-- Excerpted data follows --
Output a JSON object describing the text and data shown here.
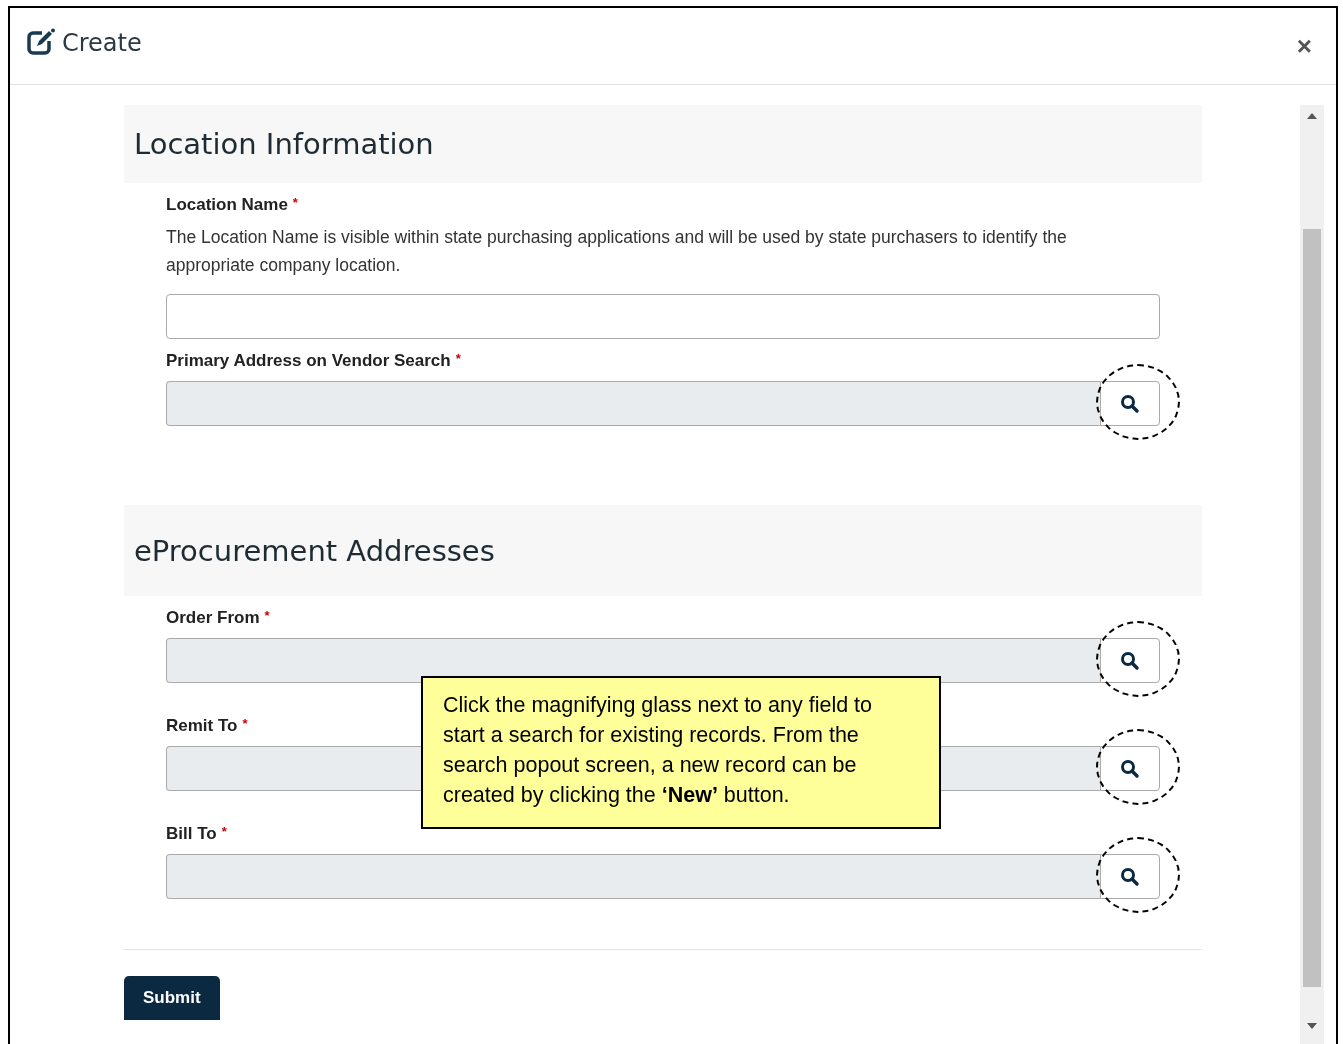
{
  "dialog": {
    "title": "Create",
    "close": "×"
  },
  "sections": [
    {
      "title": "Location Information",
      "fields": [
        {
          "kind": "text",
          "label": "Location Name",
          "required_marker": "*",
          "help": "The Location Name is visible within state purchasing applications and will be used by state purchasers to identify the appropriate company location."
        },
        {
          "kind": "lookup",
          "label": "Primary Address on Vendor Search",
          "required_marker": "*",
          "highlighted": true
        }
      ]
    },
    {
      "title": "eProcurement Addresses",
      "fields": [
        {
          "kind": "lookup",
          "label": "Order From",
          "required_marker": "*",
          "highlighted": true
        },
        {
          "kind": "lookup",
          "label": "Remit To",
          "required_marker": "*",
          "highlighted": true
        },
        {
          "kind": "lookup",
          "label": "Bill To",
          "required_marker": "*",
          "highlighted": true
        }
      ]
    }
  ],
  "callout": {
    "text": "Click the magnifying glass next to any field to start a search for existing records. From the search popout screen, a new record can be created by clicking the **‘New’** button."
  },
  "submit": "Submit"
}
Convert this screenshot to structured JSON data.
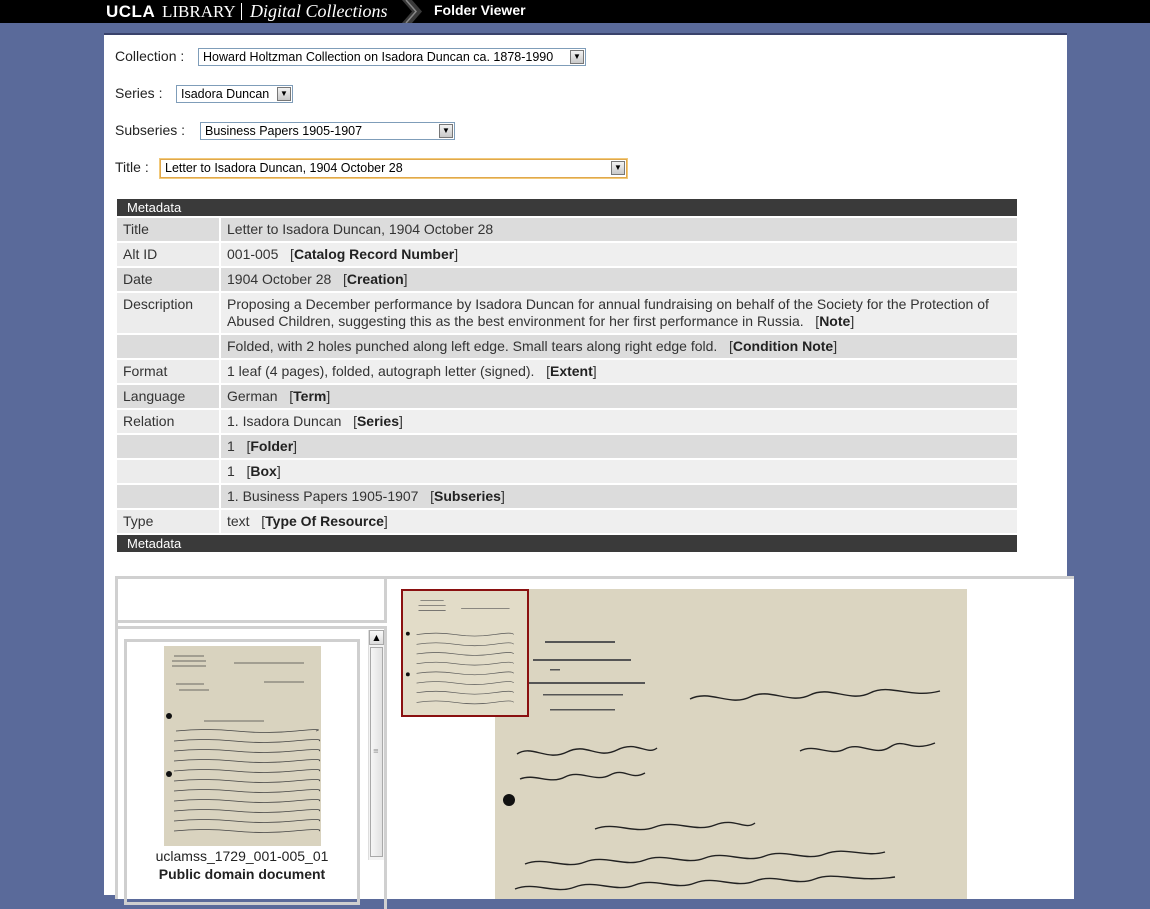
{
  "header": {
    "brand_ucla": "UCLA",
    "brand_library": "LIBRARY",
    "brand_collection": "Digital Collections",
    "breadcrumb": "Folder Viewer"
  },
  "filters": {
    "collection": {
      "label": "Collection :",
      "value": "Howard Holtzman Collection on Isadora Duncan ca. 1878-1990"
    },
    "series": {
      "label": "Series :",
      "value": "Isadora Duncan"
    },
    "subseries": {
      "label": "Subseries :",
      "value": "Business Papers 1905-1907"
    },
    "title": {
      "label": "Title :",
      "value": "Letter to Isadora Duncan, 1904 October 28"
    }
  },
  "metadata": {
    "header": "Metadata",
    "footer": "Metadata",
    "rows": [
      {
        "key": "Title",
        "value": "Letter to Isadora Duncan, 1904 October 28",
        "qual": ""
      },
      {
        "key": "Alt ID",
        "value": "001-005",
        "qual": "Catalog Record Number"
      },
      {
        "key": "Date",
        "value": "1904 October 28",
        "qual": "Creation"
      },
      {
        "key": "Description",
        "value": "Proposing a December performance by Isadora Duncan for annual fundraising on behalf of the Society for the Protection of Abused Children, suggesting this as the best environment for her first performance in Russia.",
        "qual": "Note"
      },
      {
        "key": "",
        "value": "Folded, with 2 holes punched along left edge. Small tears along right edge fold.",
        "qual": "Condition Note"
      },
      {
        "key": "Format",
        "value": "1 leaf (4 pages), folded, autograph letter (signed).",
        "qual": "Extent"
      },
      {
        "key": "Language",
        "value": "German",
        "qual": "Term"
      },
      {
        "key": "Relation",
        "value": "1. Isadora Duncan",
        "qual": "Series"
      },
      {
        "key": "",
        "value": "1",
        "qual": "Folder"
      },
      {
        "key": "",
        "value": "1",
        "qual": "Box"
      },
      {
        "key": "",
        "value": "1. Business Papers 1905-1907",
        "qual": "Subseries"
      },
      {
        "key": "Type",
        "value": "text",
        "qual": "Type Of Resource"
      }
    ]
  },
  "viewer": {
    "thumbnail_caption": "uclamss_1729_001-005_01",
    "thumbnail_rights": "Public domain document"
  }
}
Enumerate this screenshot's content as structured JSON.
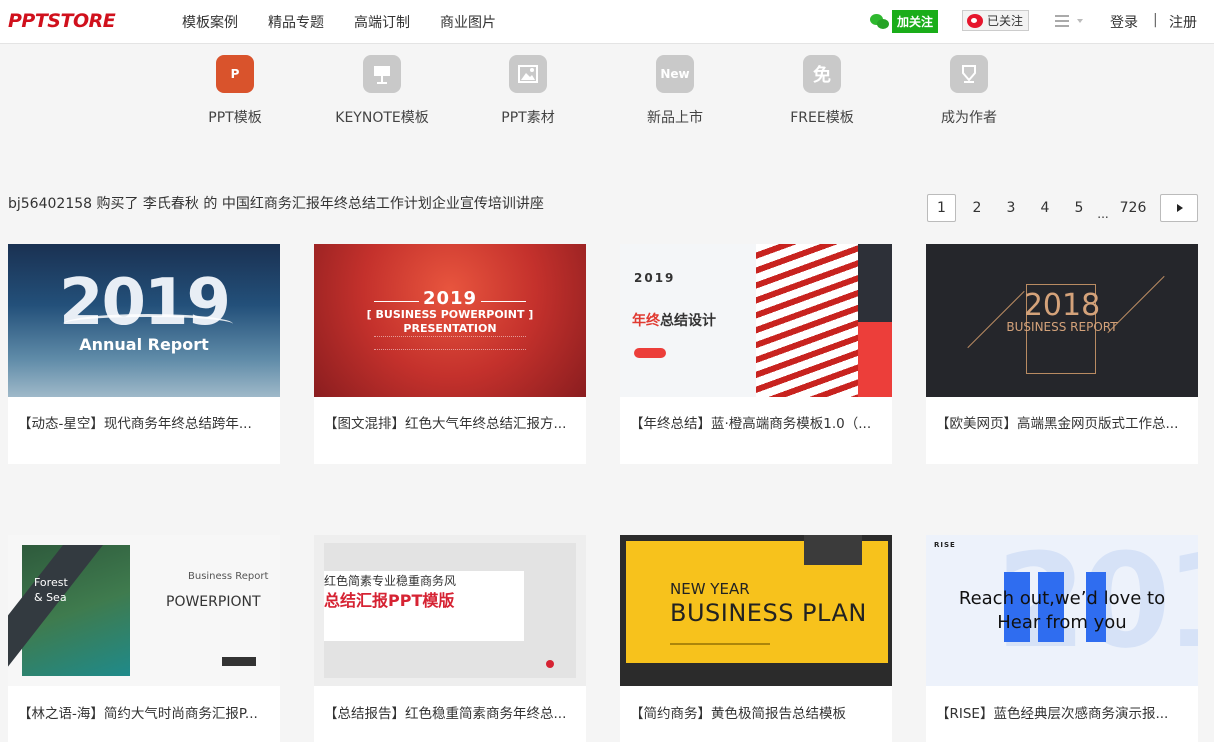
{
  "header": {
    "logo": "PPTSTORE",
    "nav": [
      "模板案例",
      "精品专题",
      "高端订制",
      "商业图片"
    ],
    "wechat_follow": "加关注",
    "weibo_followed": "已关注",
    "login": "登录",
    "separator": "|",
    "register": "注册"
  },
  "categories": [
    {
      "label": "PPT模板",
      "icon": "ppt-icon",
      "glyph": "P"
    },
    {
      "label": "KEYNOTE模板",
      "icon": "keynote-icon",
      "glyph": ""
    },
    {
      "label": "PPT素材",
      "icon": "image-icon",
      "glyph": ""
    },
    {
      "label": "新品上市",
      "icon": "new-icon",
      "glyph": "New"
    },
    {
      "label": "FREE模板",
      "icon": "free-icon",
      "glyph": "免"
    },
    {
      "label": "成为作者",
      "icon": "pen-icon",
      "glyph": ""
    }
  ],
  "notice": "bj56402158 购买了 李氏春秋 的 中国红商务汇报年终总结工作计划企业宣传培训讲座",
  "pagination": {
    "pages": [
      "1",
      "2",
      "3",
      "4",
      "5"
    ],
    "ellipsis": "...",
    "last": "726"
  },
  "cards": [
    {
      "title": "【动态-星空】现代商务年终总结跨年...",
      "thumb": {
        "big": "2019",
        "sub": "Annual Report"
      }
    },
    {
      "title": "【图文混排】红色大气年终总结汇报方...",
      "thumb": {
        "year": "2019",
        "line1": "[ BUSINESS POWERPOINT ]",
        "line2": "PRESENTATION"
      }
    },
    {
      "title": "【年终总结】蓝·橙高端商务模板1.0（...",
      "thumb": {
        "year": "2019",
        "red": "年终",
        "text": "总结设计"
      }
    },
    {
      "title": "【欧美网页】高端黑金网页版式工作总...",
      "thumb": {
        "year": "2018",
        "sub": "BUSINESS REPORT"
      }
    },
    {
      "title": "【林之语-海】简约大气时尚商务汇报P...",
      "thumb": {
        "l1": "Forest",
        "l2": "& Sea",
        "br": "Business Report",
        "pp": "POWERPIONT"
      }
    },
    {
      "title": "【总结报告】红色稳重简素商务年终总...",
      "thumb": {
        "l1": "红色简素专业稳重商务风",
        "l2": "总结汇报PPT模版"
      }
    },
    {
      "title": "【简约商务】黄色极简报告总结模板",
      "thumb": {
        "ny": "NEW YEAR",
        "bp": "BUSINESS PLAN"
      }
    },
    {
      "title": "【RISE】蓝色经典层次感商务演示报...",
      "thumb": {
        "rise": "RISE",
        "big": "2019",
        "msg1": "Reach out,we’d love to",
        "msg2": "Hear from you"
      }
    }
  ]
}
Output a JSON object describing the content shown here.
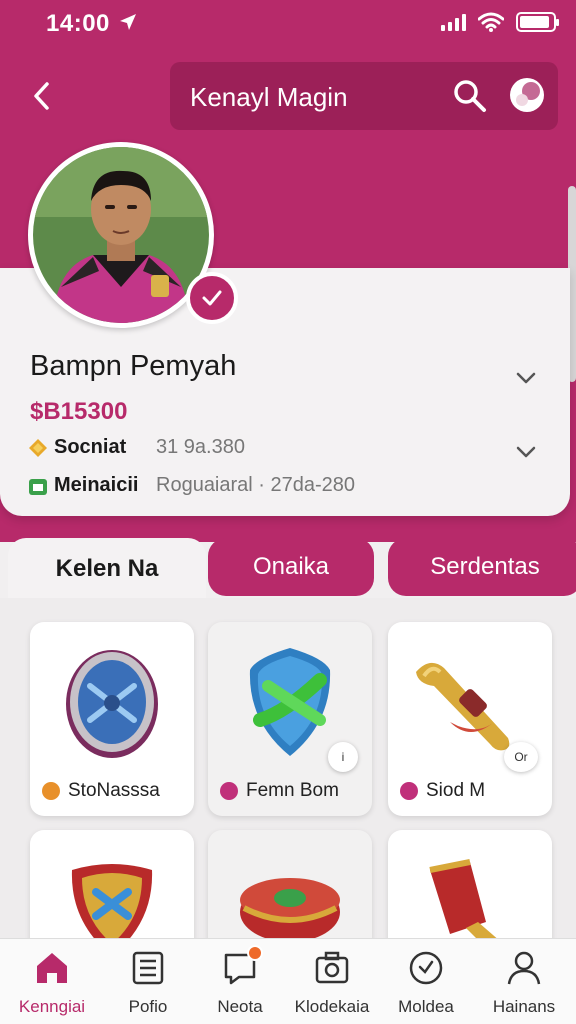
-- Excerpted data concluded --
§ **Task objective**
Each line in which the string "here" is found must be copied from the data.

§ **Response box**
Output a JSON object describing the text and data shown here.
Output a JSON object describing the content shown here.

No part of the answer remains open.